For example, as I think I’ve mentioned before, there’s a tendency in those sorts of future-gazing pieces to assume that technology is the thing that’s moving, against a fixed backdrop of universal and eternal capitalism. To be fair to Avent, the possibility of an alternative is recognised in passing, though framed in terms of “social collapse” if it proves impossible to accommodate the new population of the permanently unemployed within the existing system; the article is focused on the medium-term problem of reconciling the self-satisfied winners within global society to the idea that their taxes should support a basic income for everyone else. Still, the way that employment becomes increasingly insecure and poorly paid appears as the natural and inevitable result of abstract and inexorable technological change, rather than the product of choices and/or a system of exploitation. Historical comparisons, with a pre-capitalist world, might help expose the consequences of those of these assumptions for how we view our situation.

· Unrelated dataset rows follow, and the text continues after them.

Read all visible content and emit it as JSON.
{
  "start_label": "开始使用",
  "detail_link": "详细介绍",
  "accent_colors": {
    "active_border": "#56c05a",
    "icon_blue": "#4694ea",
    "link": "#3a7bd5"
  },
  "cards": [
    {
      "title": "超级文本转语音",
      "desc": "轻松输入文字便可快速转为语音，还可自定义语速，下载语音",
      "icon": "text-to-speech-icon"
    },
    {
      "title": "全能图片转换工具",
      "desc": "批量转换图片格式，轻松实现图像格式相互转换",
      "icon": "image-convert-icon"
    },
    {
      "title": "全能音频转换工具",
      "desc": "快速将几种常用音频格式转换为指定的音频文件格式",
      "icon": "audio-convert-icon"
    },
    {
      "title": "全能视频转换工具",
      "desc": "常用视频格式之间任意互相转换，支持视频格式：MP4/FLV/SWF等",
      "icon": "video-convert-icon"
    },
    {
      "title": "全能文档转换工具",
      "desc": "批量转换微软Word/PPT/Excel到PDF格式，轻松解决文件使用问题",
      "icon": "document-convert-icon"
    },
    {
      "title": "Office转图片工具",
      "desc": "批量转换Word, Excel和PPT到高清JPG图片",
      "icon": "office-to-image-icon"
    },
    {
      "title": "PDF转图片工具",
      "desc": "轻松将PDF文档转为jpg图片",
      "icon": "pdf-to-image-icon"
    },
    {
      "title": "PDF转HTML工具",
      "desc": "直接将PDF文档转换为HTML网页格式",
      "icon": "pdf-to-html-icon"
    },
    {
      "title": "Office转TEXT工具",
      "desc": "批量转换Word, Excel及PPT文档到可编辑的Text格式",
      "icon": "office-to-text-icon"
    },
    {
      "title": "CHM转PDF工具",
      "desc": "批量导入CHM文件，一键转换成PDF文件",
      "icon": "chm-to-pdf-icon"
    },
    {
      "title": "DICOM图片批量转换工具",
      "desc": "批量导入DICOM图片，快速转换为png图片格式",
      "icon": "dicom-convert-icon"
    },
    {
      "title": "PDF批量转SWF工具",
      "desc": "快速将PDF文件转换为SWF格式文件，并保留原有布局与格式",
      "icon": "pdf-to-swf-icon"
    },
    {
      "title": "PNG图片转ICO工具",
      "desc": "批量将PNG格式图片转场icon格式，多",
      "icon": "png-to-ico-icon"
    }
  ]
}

More strikingly, the role of work as a primary source of social and personal identity is virtually treated as a given: there is a recognition that this will need to change in future – the work is going to vanish, so we’ll need new foundations for our sense of self fairly sharpish – but no acknowledgement that in any case it’s a relatively new phenomenon. One thing a classical comparison can offer is clear evidence that work is not intrinsic to conceptions of human existence, or necessarily seen in positive terms; ancient ideas offer alternative models, including a powerful notion that leisure (hitherto confined to the privileged in existing forms of society, but perhaps now to be extended much more widely) is more essential to a full (and fully human) life. It’s an interesting parallel to the exploration of similar themes in Iain Banks’ Culture novels, presenting a post-scarcity society in which most feel themselves set free to develop their full potential (with just a few, as in The Player of Games, longing for the primitive delights of high-stakes competition and crushing victory, a return to the Heroic Age).
But, as Carol Atack (@carolatack) pointed out on Twitter, ancient discussions of the Golden Age don’t just offer positive visions of the life of leisure; they offer debates about the nature of utopia and its dark side. As Plato explores in The Statesman, the Golden Age in which humans live a life of ease alongside the gods is inextricably bound up with a loss of autonomy and political agency – it risks becoming the existence of a domestic pet, kept in meaty chunks because of affection or whim but always at the mercy of a vastly more powerful being who controls the tin opener; better than the life of the pig or the calf, but not qualitatively different. If the present problem is conceived as a need to reconcile ourselves to the end of work as a means of apportioning resources and establishing social status, while leaving everything else in place, then this risks giving Zuckerberg, Thiel, Musk and the rest the position of gods in this future society, while the best we can hope for is to grow fat and lazy indoors, watching the world through a pane of glass…